As I neared mile 29, I sped up. I ran towards the point I knew my husband would be and there he was running towards me. He was waving and carrying a large diet fountain coke and a bag of salty french fries! What can I say, he knows me too well. I smiled and he smiled and he said, “I have these for you when you are done!” and I told him I didn’t want to run up that last hill again. And, I told him he better be at that finish line to get photos when I did get up that last hill again! I did not stop. I ran as hard as my legs could go and I made that last hill. As I came into the finisher’s shoot, people were yelling and I could hear my husband yell, “Run, Steph, Run!”. I didn’t know why he was yelling at me but I started sprinting; I would only find out later that he was trying to push me to a certain time.
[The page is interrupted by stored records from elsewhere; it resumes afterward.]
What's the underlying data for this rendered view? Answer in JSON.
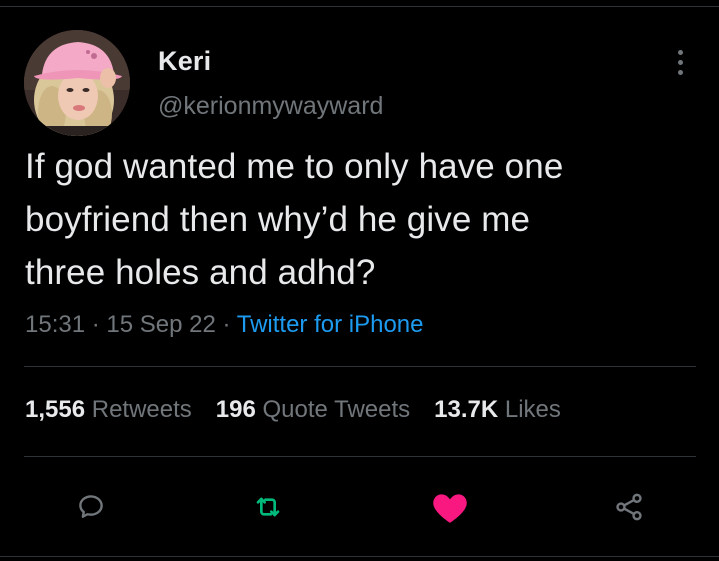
{
  "tweet": {
    "author": {
      "display_name": "Keri",
      "handle": "@kerionmywayward"
    },
    "text_lines": [
      "If god wanted me to only have one",
      "boyfriend then why’d he give me",
      "three holes and adhd?"
    ],
    "meta": {
      "time": "15:31",
      "date": "15 Sep 22",
      "source": "Twitter for iPhone",
      "separator": " · "
    },
    "stats": {
      "retweets_count": "1,556",
      "retweets_label": "Retweets",
      "quote_tweets_count": "196",
      "quote_tweets_label": "Quote Tweets",
      "likes_count": "13.7K",
      "likes_label": "Likes"
    },
    "actions": {
      "reply_icon": "reply-bubble-icon",
      "retweet_icon": "retweet-icon",
      "like_icon": "heart-icon",
      "share_icon": "share-icon"
    }
  },
  "colors": {
    "background": "#000000",
    "text_primary": "#e7e9ea",
    "text_secondary": "#71767b",
    "link": "#1d9bf0",
    "retweet_green": "#00ba7c",
    "like_pink": "#f91880",
    "divider": "#2f3336"
  }
}
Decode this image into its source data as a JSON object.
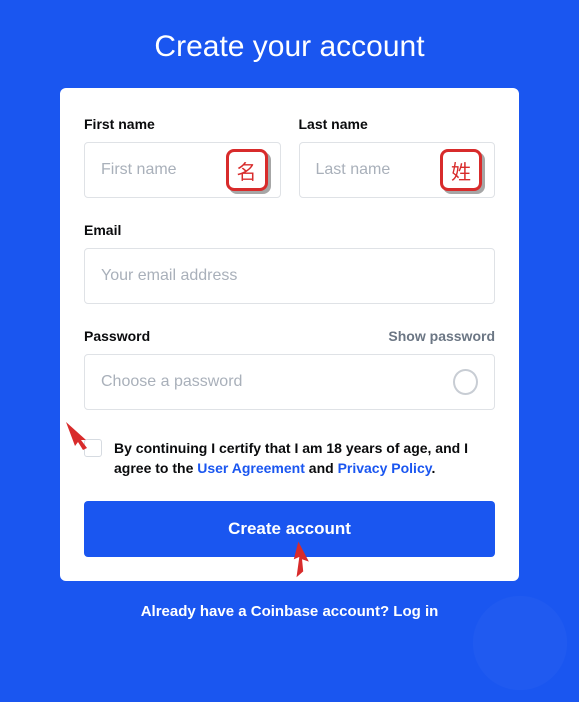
{
  "title": "Create your account",
  "firstName": {
    "label": "First name",
    "placeholder": "First name",
    "badge": "名"
  },
  "lastName": {
    "label": "Last name",
    "placeholder": "Last name",
    "badge": "姓"
  },
  "email": {
    "label": "Email",
    "placeholder": "Your email address"
  },
  "password": {
    "label": "Password",
    "placeholder": "Choose a password",
    "toggle": "Show password"
  },
  "consent": {
    "pre": "By continuing I certify that I am 18 years of age, and I agree to the ",
    "link1": "User Agreement",
    "mid": " and ",
    "link2": "Privacy Policy",
    "post": "."
  },
  "submit": "Create account",
  "footer": {
    "text": "Already have a Coinbase account? ",
    "link": "Log in"
  }
}
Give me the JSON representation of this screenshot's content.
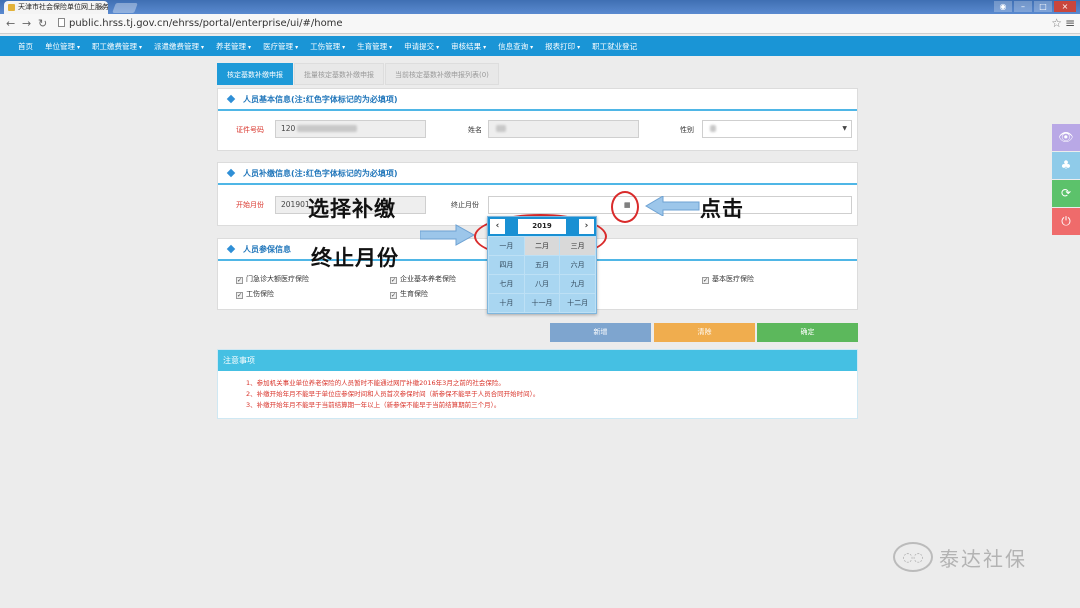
{
  "browser": {
    "tab_title": "天津市社会保险单位网上服务",
    "url": "public.hrss.tj.gov.cn/ehrss/portal/enterprise/ui/#/home"
  },
  "nav": {
    "items": [
      "首页",
      "单位管理",
      "职工缴费管理",
      "派遣缴费管理",
      "养老管理",
      "医疗管理",
      "工伤管理",
      "生育管理",
      "申请提交",
      "审核结果",
      "信息查询",
      "报表打印",
      "职工就业登记"
    ],
    "dropdown_items": [
      false,
      true,
      true,
      true,
      true,
      true,
      true,
      true,
      true,
      true,
      true,
      true,
      false
    ]
  },
  "page_tabs": [
    {
      "label": "核定基数补缴申报",
      "active": true
    },
    {
      "label": "批量核定基数补缴申报",
      "active": false
    },
    {
      "label": "当前核定基数补缴申报列表(0)",
      "active": false
    }
  ],
  "section1": {
    "title": "人员基本信息(注:红色字体标记的为必填项)",
    "id_label": "证件号码",
    "id_value": "120",
    "name_label": "姓名",
    "name_value": "",
    "gender_label": "性别",
    "gender_value": "",
    "gender_icon": "dropdown-caret-icon"
  },
  "section2": {
    "title": "人员补缴信息(注:红色字体标记的为必填项)",
    "start_label": "开始月份",
    "start_value": "201901",
    "end_label": "终止月份",
    "end_value": "",
    "calendar_icon": "calendar-icon"
  },
  "section3": {
    "title": "人员参保信息",
    "insurances": [
      {
        "label": "门急诊大额医疗保险",
        "checked": true
      },
      {
        "label": "企业基本养老保险",
        "checked": true
      },
      {
        "label": "基本医疗保险",
        "checked": true
      },
      {
        "label": "工伤保险",
        "checked": true
      },
      {
        "label": "生育保险",
        "checked": true
      }
    ]
  },
  "calendar": {
    "year": "2019",
    "prev": "‹",
    "next": "›",
    "months": [
      "一月",
      "二月",
      "三月",
      "四月",
      "五月",
      "六月",
      "七月",
      "八月",
      "九月",
      "十月",
      "十一月",
      "十二月"
    ],
    "highlighted": [
      "二月",
      "三月"
    ]
  },
  "annotations": {
    "select_line1": "选择补缴",
    "select_line2": "终止月份",
    "click": "点击"
  },
  "buttons": {
    "new": "新增",
    "clear": "清除",
    "confirm": "确定"
  },
  "button_colors": {
    "new": "#7ea5cf",
    "clear": "#f0ad4e",
    "confirm": "#5cb85c"
  },
  "notice": {
    "title": "注意事项",
    "lines": [
      "1、参加机关事业单位养老保险的人员暂时不能通过网厅补缴2016年3月之前的社会保险。",
      "2、补缴开始年月不能早于单位应参保时间和人员首次参保时间（新参保不能早于人员合同开始时间）。",
      "3、补缴开始年月不能早于当前结算期一年以上（新参保不能早于当前结算期前三个月）。"
    ]
  },
  "side_toolbar": [
    {
      "icon": "eye-icon",
      "glyph": "👁",
      "color": "#b9a8e6"
    },
    {
      "icon": "tree-icon",
      "glyph": "♣",
      "color": "#8fcbe9"
    },
    {
      "icon": "refresh-icon",
      "glyph": "⟳",
      "color": "#5cc26b"
    },
    {
      "icon": "power-icon",
      "glyph": "⏻",
      "color": "#ef6b6b"
    }
  ],
  "watermark": "泰达社保"
}
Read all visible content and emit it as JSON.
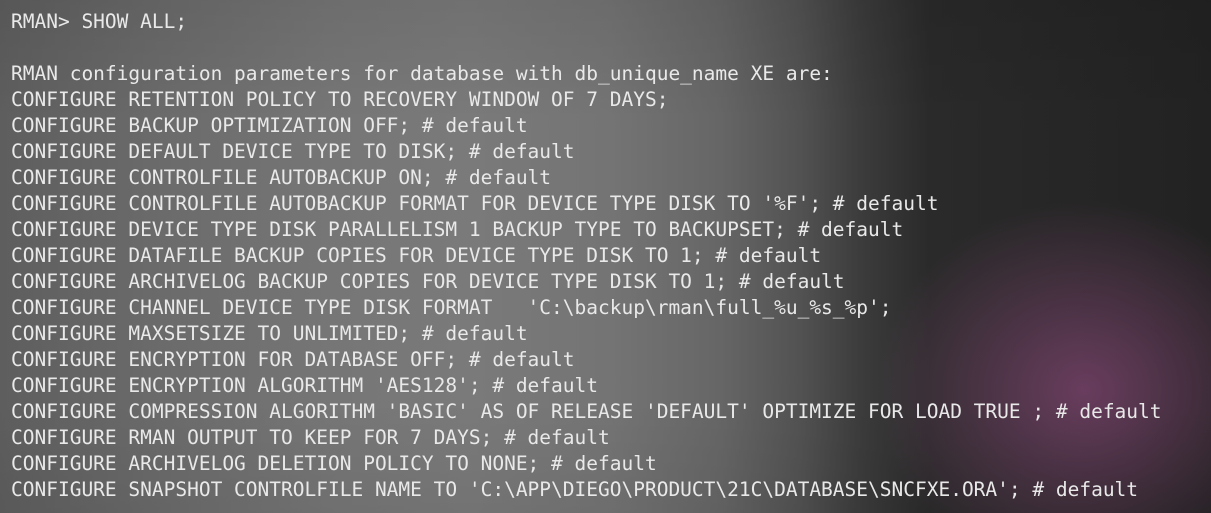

As I crossed the finish line, there was a young lady offering me water and also my husband smiling gleefully. They walked me inside and it was everything I could do to hold in all of the tears, but walking and crying at the same time seemed too difficult, so I just walked. I was stopped at the timetable and was told there was an issue with my time print out. I was confused but happy to take my medal. I wasn’t clear on why they wouldn’t let me move forward and then my husband said, “You placed!”. I was astounded. Apparently, the time was such that they had to discern my place in age group–it turns out I was the 4th woman to finish AND I won 1st in my age division (F, 40-49). When they told me that, it was everything I could do to stand up. I figured I was one of the last women to finish! The volunteers and assistant race director all congratulated me and were so kind. I was so grateful to have them there and so happy that my husband was there! He helped me get back to the showers and change out of my wet, sweaty clothes. I had a sunburn (note to self: stop to reapply sunscreen after 20 miles) and I was starving but you couldn’t peel the goofy grin off of my face. All of my hard training had paid off and I was now officially an ultramarathoner! I cannot say enough about this race-from the swag to the aide stations to the volunteers to the scenery-it all blew me away!
Let me be clear when I started this running journey five years ago, I never had my eyes set on this goal. But, with the help of so many people, this idea became a goal that became a reality. If you want something bad enough, you will do it. It may not begin or finish the way you expect or plan, but it can happen. I think the key for me was to surround myself with people who believe in me as much if sometimes more than I believe in myself.